*** Block opens ***

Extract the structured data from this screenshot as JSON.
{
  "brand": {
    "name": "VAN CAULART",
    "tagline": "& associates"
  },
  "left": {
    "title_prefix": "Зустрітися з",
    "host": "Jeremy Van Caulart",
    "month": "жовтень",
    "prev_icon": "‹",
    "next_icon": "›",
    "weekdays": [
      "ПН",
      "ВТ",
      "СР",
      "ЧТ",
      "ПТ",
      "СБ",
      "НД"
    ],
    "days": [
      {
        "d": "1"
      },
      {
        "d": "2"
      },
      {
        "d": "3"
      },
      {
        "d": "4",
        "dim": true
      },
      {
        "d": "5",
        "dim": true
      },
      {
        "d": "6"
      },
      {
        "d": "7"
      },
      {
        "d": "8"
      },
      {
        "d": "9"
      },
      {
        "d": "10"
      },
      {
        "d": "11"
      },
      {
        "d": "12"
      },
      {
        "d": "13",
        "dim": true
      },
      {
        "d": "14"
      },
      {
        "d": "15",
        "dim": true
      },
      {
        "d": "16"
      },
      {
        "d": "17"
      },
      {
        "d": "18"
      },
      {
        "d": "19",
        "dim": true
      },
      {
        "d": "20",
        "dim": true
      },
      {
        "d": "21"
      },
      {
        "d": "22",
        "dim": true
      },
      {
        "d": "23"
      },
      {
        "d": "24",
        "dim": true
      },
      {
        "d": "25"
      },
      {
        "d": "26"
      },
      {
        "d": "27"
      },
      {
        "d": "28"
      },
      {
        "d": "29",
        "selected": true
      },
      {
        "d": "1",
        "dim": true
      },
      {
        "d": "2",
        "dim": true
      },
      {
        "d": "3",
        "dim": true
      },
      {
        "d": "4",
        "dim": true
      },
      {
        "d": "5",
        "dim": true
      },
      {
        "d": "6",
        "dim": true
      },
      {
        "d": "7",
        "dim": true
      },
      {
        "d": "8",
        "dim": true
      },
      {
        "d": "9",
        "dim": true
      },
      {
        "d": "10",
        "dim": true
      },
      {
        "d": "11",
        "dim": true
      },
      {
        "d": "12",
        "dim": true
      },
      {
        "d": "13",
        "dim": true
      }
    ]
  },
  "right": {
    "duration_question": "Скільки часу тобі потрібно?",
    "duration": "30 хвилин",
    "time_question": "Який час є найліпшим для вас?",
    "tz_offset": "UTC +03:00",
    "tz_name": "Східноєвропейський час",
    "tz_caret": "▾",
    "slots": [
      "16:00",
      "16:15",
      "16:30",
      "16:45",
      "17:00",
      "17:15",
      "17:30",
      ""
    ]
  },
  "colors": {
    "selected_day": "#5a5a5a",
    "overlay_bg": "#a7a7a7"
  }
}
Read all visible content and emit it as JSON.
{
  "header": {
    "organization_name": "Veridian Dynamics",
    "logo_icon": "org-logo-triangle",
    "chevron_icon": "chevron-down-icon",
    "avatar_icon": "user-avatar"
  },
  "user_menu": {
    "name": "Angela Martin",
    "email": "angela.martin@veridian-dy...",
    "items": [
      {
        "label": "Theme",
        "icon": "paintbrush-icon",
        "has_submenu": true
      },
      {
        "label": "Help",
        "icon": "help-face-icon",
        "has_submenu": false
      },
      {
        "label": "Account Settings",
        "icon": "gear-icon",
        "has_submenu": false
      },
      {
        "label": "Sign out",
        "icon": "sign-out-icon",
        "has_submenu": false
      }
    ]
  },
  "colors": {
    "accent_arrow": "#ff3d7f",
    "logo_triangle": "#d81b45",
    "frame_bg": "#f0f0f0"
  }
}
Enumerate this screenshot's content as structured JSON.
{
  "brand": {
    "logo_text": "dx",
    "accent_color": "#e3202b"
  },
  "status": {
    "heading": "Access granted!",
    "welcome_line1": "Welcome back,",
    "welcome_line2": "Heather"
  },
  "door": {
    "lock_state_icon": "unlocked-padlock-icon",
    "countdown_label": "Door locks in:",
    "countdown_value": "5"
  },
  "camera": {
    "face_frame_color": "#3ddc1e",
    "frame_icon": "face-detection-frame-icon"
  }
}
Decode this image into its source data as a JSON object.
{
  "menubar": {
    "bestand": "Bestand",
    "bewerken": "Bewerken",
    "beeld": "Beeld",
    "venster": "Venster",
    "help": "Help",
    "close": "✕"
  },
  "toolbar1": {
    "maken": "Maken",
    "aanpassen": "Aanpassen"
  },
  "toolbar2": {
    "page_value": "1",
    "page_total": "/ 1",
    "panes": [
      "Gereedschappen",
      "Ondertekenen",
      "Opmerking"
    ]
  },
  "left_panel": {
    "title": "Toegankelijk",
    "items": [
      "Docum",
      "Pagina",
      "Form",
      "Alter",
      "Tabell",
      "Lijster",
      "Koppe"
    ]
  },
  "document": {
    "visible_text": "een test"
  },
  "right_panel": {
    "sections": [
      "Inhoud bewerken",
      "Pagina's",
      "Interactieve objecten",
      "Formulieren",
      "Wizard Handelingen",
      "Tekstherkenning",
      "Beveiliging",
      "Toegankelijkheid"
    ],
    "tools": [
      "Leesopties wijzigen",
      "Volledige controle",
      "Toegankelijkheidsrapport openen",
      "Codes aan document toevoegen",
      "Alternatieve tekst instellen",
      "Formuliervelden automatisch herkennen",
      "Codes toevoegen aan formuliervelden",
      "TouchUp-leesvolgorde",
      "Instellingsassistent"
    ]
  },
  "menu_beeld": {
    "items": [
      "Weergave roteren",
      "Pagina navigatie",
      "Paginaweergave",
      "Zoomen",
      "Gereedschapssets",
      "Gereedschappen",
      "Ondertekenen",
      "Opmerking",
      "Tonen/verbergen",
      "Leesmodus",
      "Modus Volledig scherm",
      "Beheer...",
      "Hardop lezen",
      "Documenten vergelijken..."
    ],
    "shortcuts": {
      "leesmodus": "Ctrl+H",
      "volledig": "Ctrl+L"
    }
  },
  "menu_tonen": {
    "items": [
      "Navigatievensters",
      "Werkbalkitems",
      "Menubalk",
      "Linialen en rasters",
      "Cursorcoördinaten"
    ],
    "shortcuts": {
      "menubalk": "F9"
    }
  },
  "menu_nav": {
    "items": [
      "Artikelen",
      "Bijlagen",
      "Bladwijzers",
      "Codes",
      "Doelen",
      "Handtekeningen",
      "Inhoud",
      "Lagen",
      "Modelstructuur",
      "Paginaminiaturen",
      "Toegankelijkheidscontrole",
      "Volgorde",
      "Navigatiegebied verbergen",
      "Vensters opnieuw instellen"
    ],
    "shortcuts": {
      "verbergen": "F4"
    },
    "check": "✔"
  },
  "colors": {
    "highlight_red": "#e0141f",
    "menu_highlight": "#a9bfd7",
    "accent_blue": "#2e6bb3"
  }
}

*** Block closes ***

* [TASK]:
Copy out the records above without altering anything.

* [COMPLETED TASK]:
Extract the structured data from this screenshot as JSON.
{
  "brand": {
    "name": "VAN CAULART",
    "tagline": "& associates"
  },
  "left": {
    "title_prefix": "Зустрітися з",
    "host": "Jeremy Van Caulart",
    "month": "жовтень",
    "prev_icon": "‹",
    "next_icon": "›",
    "weekdays": [
      "ПН",
      "ВТ",
      "СР",
      "ЧТ",
      "ПТ",
      "СБ",
      "НД"
    ],
    "days": [
      {
        "d": "1"
      },
      {
        "d": "2"
      },
      {
        "d": "3"
      },
      {
        "d": "4",
        "dim": true
      },
      {
        "d": "5",
        "dim": true
      },
      {
        "d": "6"
      },
      {
        "d": "7"
      },
      {
        "d": "8"
      },
      {
        "d": "9"
      },
      {
        "d": "10"
      },
      {
        "d": "11"
      },
      {
        "d": "12"
      },
      {
        "d": "13",
        "dim": true
      },
      {
        "d": "14"
      },
      {
        "d": "15",
        "dim": true
      },
      {
        "d": "16"
      },
      {
        "d": "17"
      },
      {
        "d": "18"
      },
      {
        "d": "19",
        "dim": true
      },
      {
        "d": "20",
        "dim": true
      },
      {
        "d": "21"
      },
      {
        "d": "22",
        "dim": true
      },
      {
        "d": "23"
      },
      {
        "d": "24",
        "dim": true
      },
      {
        "d": "25"
      },
      {
        "d": "26"
      },
      {
        "d": "27"
      },
      {
        "d": "28"
      },
      {
        "d": "29",
        "selected": true
      },
      {
        "d": "1",
        "dim": true
      },
      {
        "d": "2",
        "dim": true
      },
      {
        "d": "3",
        "dim": true
      },
      {
        "d": "4",
        "dim": true
      },
      {
        "d": "5",
        "dim": true
      },
      {
        "d": "6",
        "dim": true
      },
      {
        "d": "7",
        "dim": true
      },
      {
        "d": "8",
        "dim": true
      },
      {
        "d": "9",
        "dim": true
      },
      {
        "d": "10",
        "dim": true
      },
      {
        "d": "11",
        "dim": true
      },
      {
        "d": "12",
        "dim": true
      },
      {
        "d": "13",
        "dim": true
      }
    ]
  },
  "right": {
    "duration_question": "Скільки часу тобі потрібно?",
    "duration": "30 хвилин",
    "time_question": "Який час є найліпшим для вас?",
    "tz_offset": "UTC +03:00",
    "tz_name": "Східноєвропейський час",
    "tz_caret": "▾",
    "slots": [
      "16:00",
      "16:15",
      "16:30",
      "16:45",
      "17:00",
      "17:15",
      "17:30",
      ""
    ]
  },
  "colors": {
    "selected_day": "#5a5a5a",
    "overlay_bg": "#a7a7a7"
  }
}
Read all visible content and emit it as JSON.
{
  "header": {
    "organization_name": "Veridian Dynamics",
    "logo_icon": "org-logo-triangle",
    "chevron_icon": "chevron-down-icon",
    "avatar_icon": "user-avatar"
  },
  "user_menu": {
    "name": "Angela Martin",
    "email": "angela.martin@veridian-dy...",
    "items": [
      {
        "label": "Theme",
        "icon": "paintbrush-icon",
        "has_submenu": true
      },
      {
        "label": "Help",
        "icon": "help-face-icon",
        "has_submenu": false
      },
      {
        "label": "Account Settings",
        "icon": "gear-icon",
        "has_submenu": false
      },
      {
        "label": "Sign out",
        "icon": "sign-out-icon",
        "has_submenu": false
      }
    ]
  },
  "colors": {
    "accent_arrow": "#ff3d7f",
    "logo_triangle": "#d81b45",
    "frame_bg": "#f0f0f0"
  }
}
Enumerate this screenshot's content as structured JSON.
{
  "brand": {
    "logo_text": "dx",
    "accent_color": "#e3202b"
  },
  "status": {
    "heading": "Access granted!",
    "welcome_line1": "Welcome back,",
    "welcome_line2": "Heather"
  },
  "door": {
    "lock_state_icon": "unlocked-padlock-icon",
    "countdown_label": "Door locks in:",
    "countdown_value": "5"
  },
  "camera": {
    "face_frame_color": "#3ddc1e",
    "frame_icon": "face-detection-frame-icon"
  }
}
Decode this image into its source data as a JSON object.
{
  "menubar": {
    "bestand": "Bestand",
    "bewerken": "Bewerken",
    "beeld": "Beeld",
    "venster": "Venster",
    "help": "Help",
    "close": "✕"
  },
  "toolbar1": {
    "maken": "Maken",
    "aanpassen": "Aanpassen"
  },
  "toolbar2": {
    "page_value": "1",
    "page_total": "/ 1",
    "panes": [
      "Gereedschappen",
      "Ondertekenen",
      "Opmerking"
    ]
  },
  "left_panel": {
    "title": "Toegankelijk",
    "items": [
      "Docum",
      "Pagina",
      "Form",
      "Alter",
      "Tabell",
      "Lijster",
      "Koppe"
    ]
  },
  "document": {
    "visible_text": "een test"
  },
  "right_panel": {
    "sections": [
      "Inhoud bewerken",
      "Pagina's",
      "Interactieve objecten",
      "Formulieren",
      "Wizard Handelingen",
      "Tekstherkenning",
      "Beveiliging",
      "Toegankelijkheid"
    ],
    "tools": [
      "Leesopties wijzigen",
      "Volledige controle",
      "Toegankelijkheidsrapport openen",
      "Codes aan document toevoegen",
      "Alternatieve tekst instellen",
      "Formuliervelden automatisch herkennen",
      "Codes toevoegen aan formuliervelden",
      "TouchUp-leesvolgorde",
      "Instellingsassistent"
    ]
  },
  "menu_beeld": {
    "items": [
      "Weergave roteren",
      "Pagina navigatie",
      "Paginaweergave",
      "Zoomen",
      "Gereedschapssets",
      "Gereedschappen",
      "Ondertekenen",
      "Opmerking",
      "Tonen/verbergen",
      "Leesmodus",
      "Modus Volledig scherm",
      "Beheer...",
      "Hardop lezen",
      "Documenten vergelijken..."
    ],
    "shortcuts": {
      "leesmodus": "Ctrl+H",
      "volledig": "Ctrl+L"
    }
  },
  "menu_tonen": {
    "items": [
      "Navigatievensters",
      "Werkbalkitems",
      "Menubalk",
      "Linialen en rasters",
      "Cursorcoördinaten"
    ],
    "shortcuts": {
      "menubalk": "F9"
    }
  },
  "menu_nav": {
    "items": [
      "Artikelen",
      "Bijlagen",
      "Bladwijzers",
      "Codes",
      "Doelen",
      "Handtekeningen",
      "Inhoud",
      "Lagen",
      "Modelstructuur",
      "Paginaminiaturen",
      "Toegankelijkheidscontrole",
      "Volgorde",
      "Navigatiegebied verbergen",
      "Vensters opnieuw instellen"
    ],
    "shortcuts": {
      "verbergen": "F4"
    },
    "check": "✔"
  },
  "colors": {
    "highlight_red": "#e0141f",
    "menu_highlight": "#a9bfd7",
    "accent_blue": "#2e6bb3"
  }
}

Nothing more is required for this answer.